→ **ABOUT THIS TASK**: Please copy every line from the following entries in which the word "text" appears.

App and web page records:
━━━━━━━━━━

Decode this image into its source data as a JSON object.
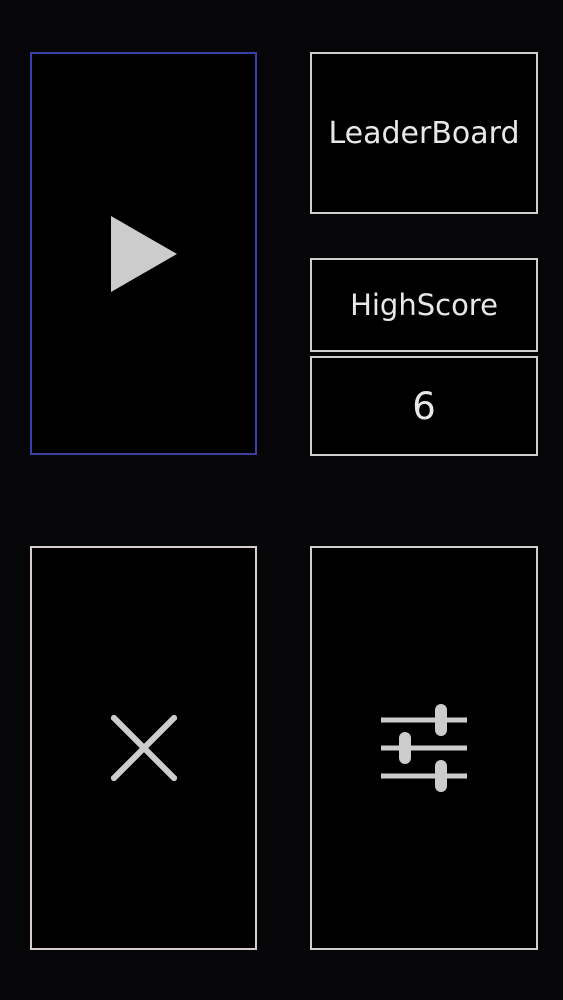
{
  "menu": {
    "play_icon": "play-icon",
    "leaderboard_label": "LeaderBoard",
    "highscore_label": "HighScore",
    "highscore_value": "6",
    "exit_icon": "close-icon",
    "settings_icon": "sliders-icon"
  },
  "colors": {
    "background": "#060507",
    "tile_border": "#cfcfcf",
    "play_border": "#3c3fa6",
    "icon": "#cccccc"
  }
}
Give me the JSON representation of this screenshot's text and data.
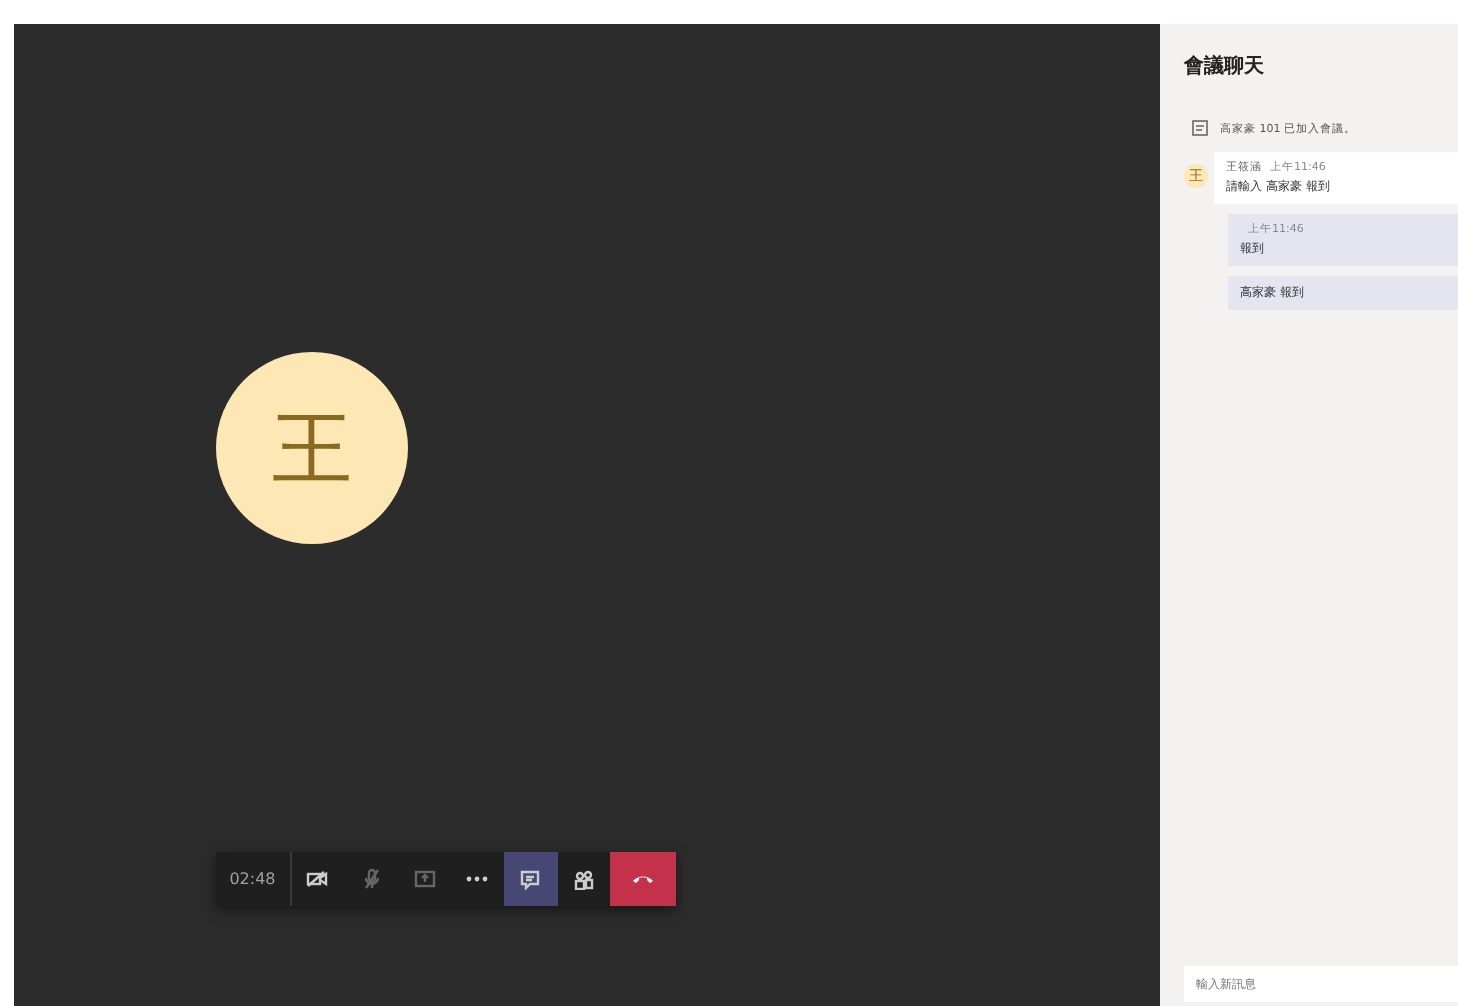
{
  "call": {
    "avatar": "王",
    "timer": "02:48",
    "controls": [
      {
        "kind": "camera",
        "selected": false
      },
      {
        "kind": "mic",
        "selected": false
      },
      {
        "kind": "share",
        "selected": false
      },
      {
        "kind": "more",
        "selected": false
      },
      {
        "kind": "chat",
        "selected": true
      },
      {
        "kind": "people",
        "selected": false
      },
      {
        "kind": "hangup",
        "selected": false
      }
    ]
  },
  "chat": {
    "title": "會議聊天",
    "notice": "高家豪 101 已加入會議。",
    "messages": [
      {
        "kind": "incoming",
        "avatar": "王",
        "sender": "王筱涵",
        "time": "上午11:46",
        "text": "請輸入 高家豪 報到"
      },
      {
        "kind": "outgoing",
        "time": "上午11:46",
        "text": "報到"
      },
      {
        "kind": "outgoing",
        "text": "高家豪 報到"
      }
    ],
    "input": {
      "placeholder": "輸入新訊息"
    }
  }
}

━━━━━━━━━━

→ **RESULT OF THE EXERCISE**:
Give me the JSON representation of this screenshot's text and data.
        "text": "請輸入 高家豪 報到"
        "text": "報到"
        "text": "高家豪 報到"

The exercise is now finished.